There’s a bit of Tibet within the forested rolling hills and meadows of South-Central Indiana. Located seven miles from downtown Bloomington is the Tibetan Mongolian Buddhist Cultural Center.
With eight buildings on 108 acres, the center includes a pagoda, two oval-like Buddhist stupas and a narrow building with Tibetan prayer wheels. The Dalai Lama has visited here several times and its mission is to preserve and protect Tibetan and Mongolian religion, culture and heritage.
The highlight of my recent visit was a meditation session led by Arjia Rinpoche, the center’s spiritual leader and monk. We listened to chanting in a lotus position with crossed legs, back straight and shoulders loose, and then meditated in abject silence. “Don’t think anything, don’t do anything, just control your mind,” advises Rinpoche. “Mediation helps balance us.”
One exercise included imagining breathing in your right nostril and out your left nostril three times, and then reversing it. “Breath in and think about the good things coming in, like life and happiness,” explains Rinpoche. “Breathing out, you have to purify yourself, releasing stress, depression and burdens.”
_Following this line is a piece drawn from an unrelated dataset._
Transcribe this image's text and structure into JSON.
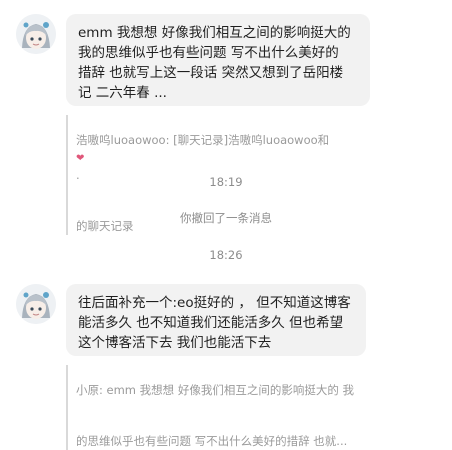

It was my first time in such a meditation session, and I found it a bit tiring to sit too long in the lotus position. And no doubt I’m a novice, as the faint shrill of a ringing phone in a far-off room was a distraction, breaking my concentration.
“Breath in, breath out,” instructs Rinpoche. “The idea is try to keep your mind free and calm.”
For more information: http://www.tmbcc.net
If you’re in the mood for some Tibetan food, go to Bloomington’s “restaurant row” on 4th Street and stop in Anyetsang’s Little Tibet Restaurant. Try the Mo Mo or Sha-sha mo mo – homemade steamed dumplings filled with ground beef or chicken and vegetables, and flavored with Tibetan seasoning.
Restaurant owner Thupten Anyetsang, who escaped from Tibet in 1959 when the Dalai Lama fled oncoming Communist Chinese forces, says he opened the restaurant to help people learn more about the culture and religion of Tibet. “Our main concern was to educate people, because not many knew about Tibet 40 years ago,” he says. “Our culture is how to be a good person and kind to all people.”